* _How to complete this task_: Though the entries contain pictures, the copy you make should hold only the rest, exactly as written.

* _Extracted data_:

Start of Block

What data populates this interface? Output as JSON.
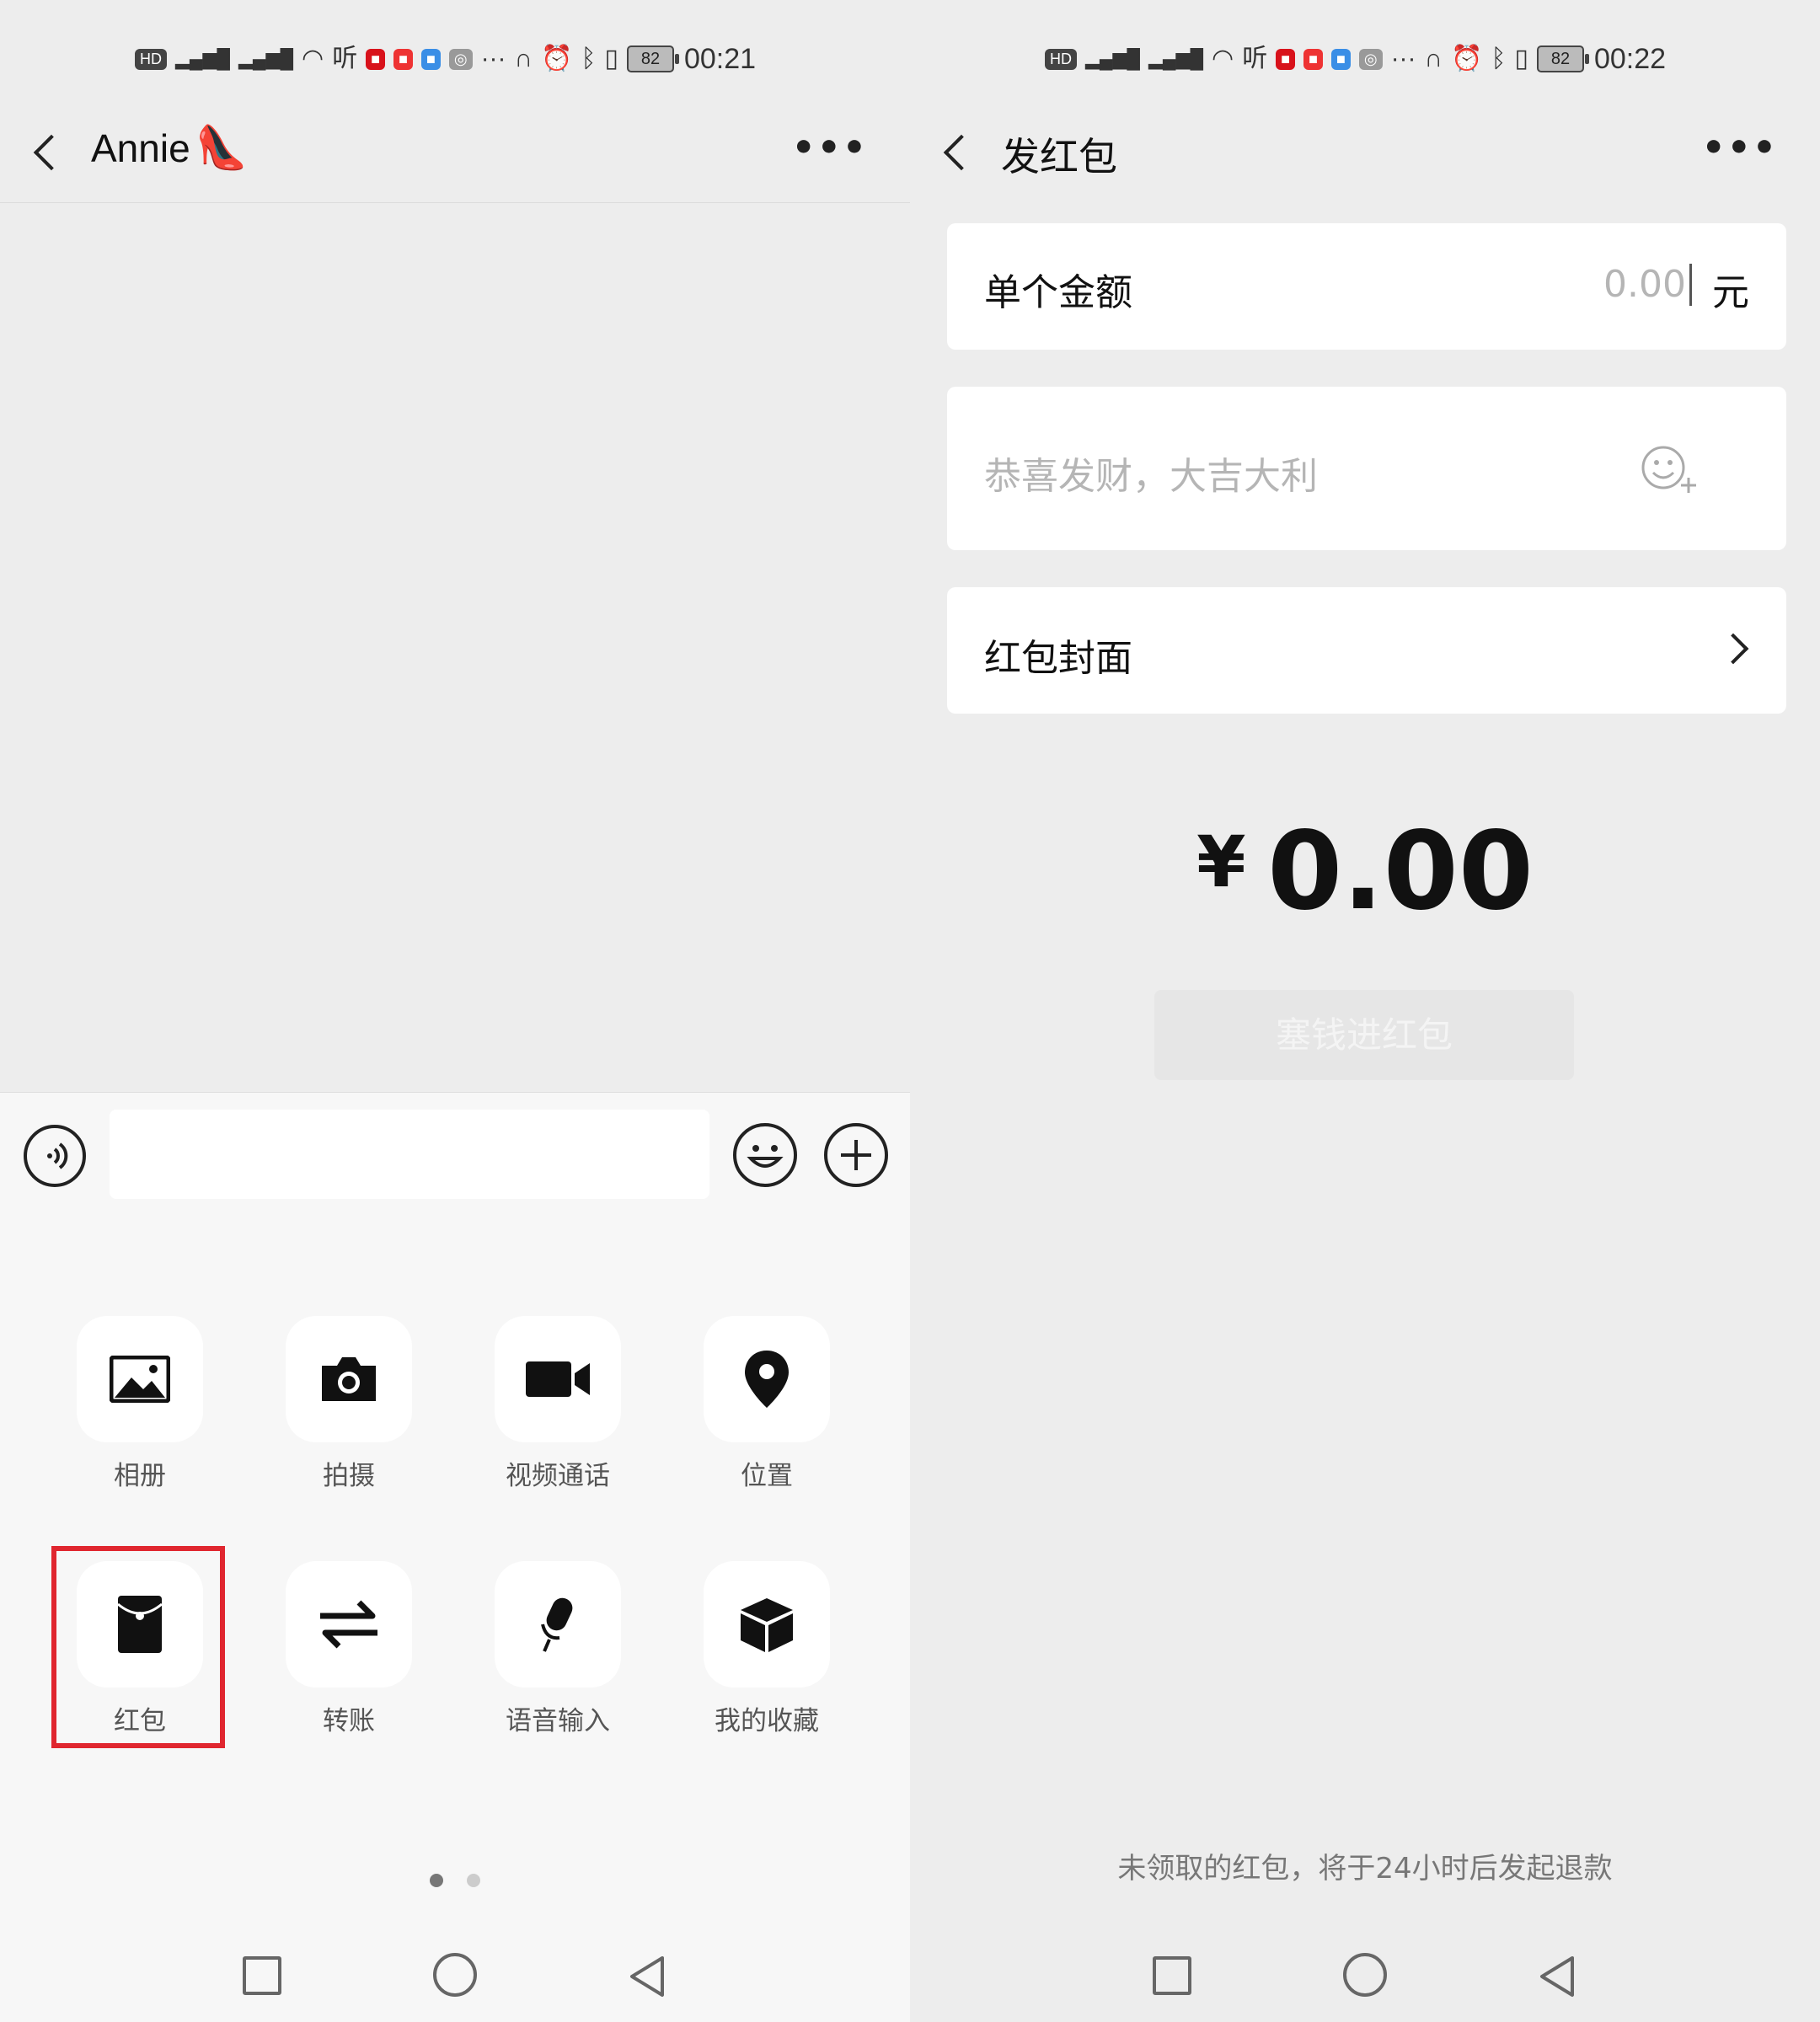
{
  "left": {
    "status": {
      "time": "00:21",
      "battery": "82",
      "badges": [
        "HD",
        "4G",
        "4G",
        "听"
      ]
    },
    "header": {
      "contact": "Annie",
      "contact_emoji": "👠",
      "more": "•••"
    },
    "panel": {
      "items": [
        {
          "label": "相册",
          "icon": "photo-album-icon"
        },
        {
          "label": "拍摄",
          "icon": "camera-icon"
        },
        {
          "label": "视频通话",
          "icon": "video-call-icon"
        },
        {
          "label": "位置",
          "icon": "location-pin-icon"
        },
        {
          "label": "红包",
          "icon": "red-packet-icon",
          "highlighted": true
        },
        {
          "label": "转账",
          "icon": "transfer-icon"
        },
        {
          "label": "语音输入",
          "icon": "microphone-icon"
        },
        {
          "label": "我的收藏",
          "icon": "favorites-box-icon"
        }
      ],
      "page_dots": {
        "count": 2,
        "active": 0
      }
    },
    "highlight_color": "#e0262f"
  },
  "right": {
    "status": {
      "time": "00:22",
      "battery": "82",
      "badges": [
        "HD",
        "4G",
        "4G",
        "听"
      ]
    },
    "header": {
      "title": "发红包",
      "more": "•••"
    },
    "amount_row": {
      "label": "单个金额",
      "placeholder": "0.00",
      "unit": "元"
    },
    "greeting": {
      "placeholder": "恭喜发财，大吉大利"
    },
    "cover_row": {
      "label": "红包封面"
    },
    "total": {
      "currency": "¥",
      "amount": "0.00"
    },
    "submit_button": "塞钱进红包",
    "footer_note": "未领取的红包，将于24小时后发起退款"
  }
}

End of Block

* _Task answer_:
What data populates this interface? Output as JSON.
{
  "left": {
    "status": {
      "time": "00:21",
      "battery": "82",
      "badges": [
        "HD",
        "4G",
        "4G",
        "听"
      ]
    },
    "header": {
      "contact": "Annie",
      "contact_emoji": "👠",
      "more": "•••"
    },
    "panel": {
      "items": [
        {
          "label": "相册",
          "icon": "photo-album-icon"
        },
        {
          "label": "拍摄",
          "icon": "camera-icon"
        },
        {
          "label": "视频通话",
          "icon": "video-call-icon"
        },
        {
          "label": "位置",
          "icon": "location-pin-icon"
        },
        {
          "label": "红包",
          "icon": "red-packet-icon",
          "highlighted": true
        },
        {
          "label": "转账",
          "icon": "transfer-icon"
        },
        {
          "label": "语音输入",
          "icon": "microphone-icon"
        },
        {
          "label": "我的收藏",
          "icon": "favorites-box-icon"
        }
      ],
      "page_dots": {
        "count": 2,
        "active": 0
      }
    },
    "highlight_color": "#e0262f"
  },
  "right": {
    "status": {
      "time": "00:22",
      "battery": "82",
      "badges": [
        "HD",
        "4G",
        "4G",
        "听"
      ]
    },
    "header": {
      "title": "发红包",
      "more": "•••"
    },
    "amount_row": {
      "label": "单个金额",
      "placeholder": "0.00",
      "unit": "元"
    },
    "greeting": {
      "placeholder": "恭喜发财，大吉大利"
    },
    "cover_row": {
      "label": "红包封面"
    },
    "total": {
      "currency": "¥",
      "amount": "0.00"
    },
    "submit_button": "塞钱进红包",
    "footer_note": "未领取的红包，将于24小时后发起退款"
  }
}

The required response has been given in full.